Long Term Care in Georgia: Who Pays?
States across the nation are taking a long, hard look at their long term care systems in an attempt to reduce costs and improve quality of care for patients. A recent article in the Columbia County News-Times discusses the prevalence of long term care in Georgia and how the typical form of payment affects the state.
Cost of Long Term Care
Like the majority of Americans, Georgians simply aren’t prepared for the health expenses that come along with retirement, long term care being the most costly of them all. The costs are almost unbelievable at an average of $181 per day for care in a Georgia nursing home. Despite this, people still aren’t putting the effort into planning ahead and allocating funds for long term care. Instead, many believe they will be able to rely on the government to pay for their care when the time comes.
Medicaid, the social insurance program designated for those with extremely low or no income, currently covers about 40% of all long term costs in the United States every year. Though the program was originally intended for the poor, the article points out that its use has expanded in recent years beyond the intended recipients.
Only 3.5% of Georgians over the age of 40 have long term care insurance, compared to the national average of 4.5%. Of course, many people don’t purchase a long term care insurance plan until they are in their 50s or 60s, but even among seniors, only about 10% have private insurance.

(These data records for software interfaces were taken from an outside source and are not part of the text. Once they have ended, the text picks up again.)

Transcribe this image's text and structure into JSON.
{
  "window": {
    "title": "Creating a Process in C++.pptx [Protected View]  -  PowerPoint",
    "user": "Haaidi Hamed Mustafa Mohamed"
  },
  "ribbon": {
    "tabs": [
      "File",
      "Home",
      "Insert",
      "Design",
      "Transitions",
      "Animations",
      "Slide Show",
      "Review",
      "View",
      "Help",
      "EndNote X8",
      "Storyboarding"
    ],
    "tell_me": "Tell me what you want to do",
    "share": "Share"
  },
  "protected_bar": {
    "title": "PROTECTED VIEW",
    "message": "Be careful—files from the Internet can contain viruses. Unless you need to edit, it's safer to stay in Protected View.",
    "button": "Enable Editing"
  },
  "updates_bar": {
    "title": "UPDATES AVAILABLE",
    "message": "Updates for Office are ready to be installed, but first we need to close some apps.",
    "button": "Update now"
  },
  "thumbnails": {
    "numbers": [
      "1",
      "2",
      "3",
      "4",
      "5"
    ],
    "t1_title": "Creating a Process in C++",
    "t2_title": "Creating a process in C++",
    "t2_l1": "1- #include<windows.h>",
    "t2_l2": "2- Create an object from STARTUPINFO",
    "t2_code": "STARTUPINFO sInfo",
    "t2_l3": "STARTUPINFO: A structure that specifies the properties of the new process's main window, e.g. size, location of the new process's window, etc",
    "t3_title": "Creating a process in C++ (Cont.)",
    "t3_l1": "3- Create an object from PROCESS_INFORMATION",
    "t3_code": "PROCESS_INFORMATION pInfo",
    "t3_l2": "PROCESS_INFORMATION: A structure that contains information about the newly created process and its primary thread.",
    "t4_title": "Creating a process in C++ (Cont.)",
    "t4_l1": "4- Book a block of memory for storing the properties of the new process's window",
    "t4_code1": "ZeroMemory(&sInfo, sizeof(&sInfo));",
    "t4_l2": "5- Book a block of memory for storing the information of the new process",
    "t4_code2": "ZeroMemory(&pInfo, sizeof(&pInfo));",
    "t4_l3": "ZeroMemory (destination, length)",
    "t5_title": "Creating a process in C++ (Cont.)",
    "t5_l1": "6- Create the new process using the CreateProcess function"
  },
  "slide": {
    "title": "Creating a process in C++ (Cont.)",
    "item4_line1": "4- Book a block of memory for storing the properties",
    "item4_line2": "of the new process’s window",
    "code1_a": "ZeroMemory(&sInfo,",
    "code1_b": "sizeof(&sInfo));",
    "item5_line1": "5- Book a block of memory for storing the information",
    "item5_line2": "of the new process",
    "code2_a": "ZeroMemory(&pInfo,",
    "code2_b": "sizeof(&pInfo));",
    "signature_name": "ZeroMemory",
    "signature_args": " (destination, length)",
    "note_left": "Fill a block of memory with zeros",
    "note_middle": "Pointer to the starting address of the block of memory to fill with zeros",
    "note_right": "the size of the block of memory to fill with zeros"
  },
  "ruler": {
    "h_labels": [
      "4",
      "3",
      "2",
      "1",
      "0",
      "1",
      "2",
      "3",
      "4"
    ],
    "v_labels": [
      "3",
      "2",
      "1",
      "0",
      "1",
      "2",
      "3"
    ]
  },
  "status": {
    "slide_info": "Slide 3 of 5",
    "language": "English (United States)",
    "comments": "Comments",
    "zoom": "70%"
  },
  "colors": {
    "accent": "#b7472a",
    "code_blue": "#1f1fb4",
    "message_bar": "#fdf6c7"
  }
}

Too many people either incorrectly assume Medicare will cover the costs or plan to use Medicaid to their benefit, despite their financial status.
A growing trend in Georgia and across the country involves wealthier individuals or couples with a substantial amount of assets who hire lawyers to help them find ways to circumvent the Medicaid eligibility laws. People who otherwise have plenty of financial wherewithal are taking advantage of the system in place because the eligibility requirements are so lenient. A program created to help the neediest in society is now serving the needs of the wealthy, an occurrence that can’t last very long.
Medicaid spending in Georgia totaled $1 billion, 76% of which was spent on nursing home care. Another 13% went to home care services. Currently, Medicaid recipients make up 72% of occupied nursing home beds in Georgia and as the population continues to age and Baby Boomers enter retirement, the number of people needing long term care is only going to rise.
Eventually, Medicaid will be unsustainable and the system will no longer be able to support the number of people using the services. Researchers at UC Berkeley made a similar prediction when they found that the trends of California’s state Medicaid spending mean state expenditures will nearly double over the next decade and warned that individuals need to start planning how to pay for care themselves.
Plan for Yourself
Long term care insurance can help you prepare for the costs that may otherwise be devastating to your retirement portfolio. Read more about planning for the risk of long term care or fill out this form and we will send you a side-by-side comparison of the top long term care insurance policies at no cost.